--- Dataset rows for apps and sites ---
****

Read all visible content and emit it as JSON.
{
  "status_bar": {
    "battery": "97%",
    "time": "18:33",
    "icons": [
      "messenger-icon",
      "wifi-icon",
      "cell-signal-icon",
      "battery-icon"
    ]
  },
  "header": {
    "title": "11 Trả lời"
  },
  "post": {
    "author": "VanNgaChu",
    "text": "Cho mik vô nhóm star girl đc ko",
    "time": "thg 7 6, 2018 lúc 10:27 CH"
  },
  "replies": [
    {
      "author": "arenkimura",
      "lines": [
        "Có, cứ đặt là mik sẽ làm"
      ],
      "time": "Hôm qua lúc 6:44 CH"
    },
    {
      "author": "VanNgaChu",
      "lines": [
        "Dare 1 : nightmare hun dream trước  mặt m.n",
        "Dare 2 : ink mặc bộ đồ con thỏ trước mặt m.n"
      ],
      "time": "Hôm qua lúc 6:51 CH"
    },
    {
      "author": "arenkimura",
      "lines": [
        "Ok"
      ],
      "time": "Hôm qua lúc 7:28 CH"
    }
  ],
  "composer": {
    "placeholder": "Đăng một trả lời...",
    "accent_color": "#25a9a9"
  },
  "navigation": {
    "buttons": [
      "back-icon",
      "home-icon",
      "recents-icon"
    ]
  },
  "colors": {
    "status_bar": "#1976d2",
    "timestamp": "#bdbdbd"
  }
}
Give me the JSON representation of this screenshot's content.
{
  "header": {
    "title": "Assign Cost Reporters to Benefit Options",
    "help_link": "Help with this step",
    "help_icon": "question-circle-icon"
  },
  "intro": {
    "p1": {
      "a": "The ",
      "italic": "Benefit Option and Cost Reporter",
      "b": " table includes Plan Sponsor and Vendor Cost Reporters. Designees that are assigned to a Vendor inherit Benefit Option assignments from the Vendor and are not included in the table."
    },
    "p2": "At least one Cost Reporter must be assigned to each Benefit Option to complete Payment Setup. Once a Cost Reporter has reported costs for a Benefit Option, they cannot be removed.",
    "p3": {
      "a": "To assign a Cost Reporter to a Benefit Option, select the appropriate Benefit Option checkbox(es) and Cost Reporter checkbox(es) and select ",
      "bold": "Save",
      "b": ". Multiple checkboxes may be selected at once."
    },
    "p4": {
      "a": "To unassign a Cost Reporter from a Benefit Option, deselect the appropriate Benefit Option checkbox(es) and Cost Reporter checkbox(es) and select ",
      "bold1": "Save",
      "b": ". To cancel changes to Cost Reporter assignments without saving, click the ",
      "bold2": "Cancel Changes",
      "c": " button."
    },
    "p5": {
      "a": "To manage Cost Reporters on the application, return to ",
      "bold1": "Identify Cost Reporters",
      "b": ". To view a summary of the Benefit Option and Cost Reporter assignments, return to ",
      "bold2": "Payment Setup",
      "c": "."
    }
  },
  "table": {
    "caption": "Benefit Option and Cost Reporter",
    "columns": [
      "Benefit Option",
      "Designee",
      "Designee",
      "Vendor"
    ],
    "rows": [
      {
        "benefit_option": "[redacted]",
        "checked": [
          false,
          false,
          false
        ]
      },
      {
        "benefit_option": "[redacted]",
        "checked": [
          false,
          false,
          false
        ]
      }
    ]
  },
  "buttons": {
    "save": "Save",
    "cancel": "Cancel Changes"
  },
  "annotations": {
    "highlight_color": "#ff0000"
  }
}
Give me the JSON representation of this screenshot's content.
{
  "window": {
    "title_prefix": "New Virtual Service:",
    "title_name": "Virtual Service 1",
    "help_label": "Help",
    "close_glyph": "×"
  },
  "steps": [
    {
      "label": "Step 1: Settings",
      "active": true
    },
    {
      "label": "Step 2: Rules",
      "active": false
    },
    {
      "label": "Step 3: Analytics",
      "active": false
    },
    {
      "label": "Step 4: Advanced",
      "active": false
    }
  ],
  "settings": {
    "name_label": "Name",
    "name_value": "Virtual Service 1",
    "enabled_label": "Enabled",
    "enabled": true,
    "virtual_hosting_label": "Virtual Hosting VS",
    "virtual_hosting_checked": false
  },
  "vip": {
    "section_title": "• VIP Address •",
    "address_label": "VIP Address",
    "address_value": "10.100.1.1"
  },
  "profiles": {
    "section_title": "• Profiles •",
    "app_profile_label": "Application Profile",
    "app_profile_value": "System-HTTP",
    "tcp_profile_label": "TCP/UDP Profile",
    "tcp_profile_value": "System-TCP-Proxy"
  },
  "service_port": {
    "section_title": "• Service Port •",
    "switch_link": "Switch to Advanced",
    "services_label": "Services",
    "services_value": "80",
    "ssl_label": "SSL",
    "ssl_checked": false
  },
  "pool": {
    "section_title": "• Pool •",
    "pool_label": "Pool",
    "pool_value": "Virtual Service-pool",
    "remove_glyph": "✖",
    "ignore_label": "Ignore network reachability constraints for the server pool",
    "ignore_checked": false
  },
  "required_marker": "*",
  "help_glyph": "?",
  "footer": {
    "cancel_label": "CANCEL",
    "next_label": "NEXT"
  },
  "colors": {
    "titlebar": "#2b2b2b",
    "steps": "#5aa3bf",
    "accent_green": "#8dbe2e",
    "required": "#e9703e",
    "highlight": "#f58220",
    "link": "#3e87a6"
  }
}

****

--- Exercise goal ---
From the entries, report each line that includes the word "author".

--- Output ---
    "author": "VanNgaChu",
      "author": "arenkimura",
      "author": "VanNgaChu",
      "author": "arenkimura",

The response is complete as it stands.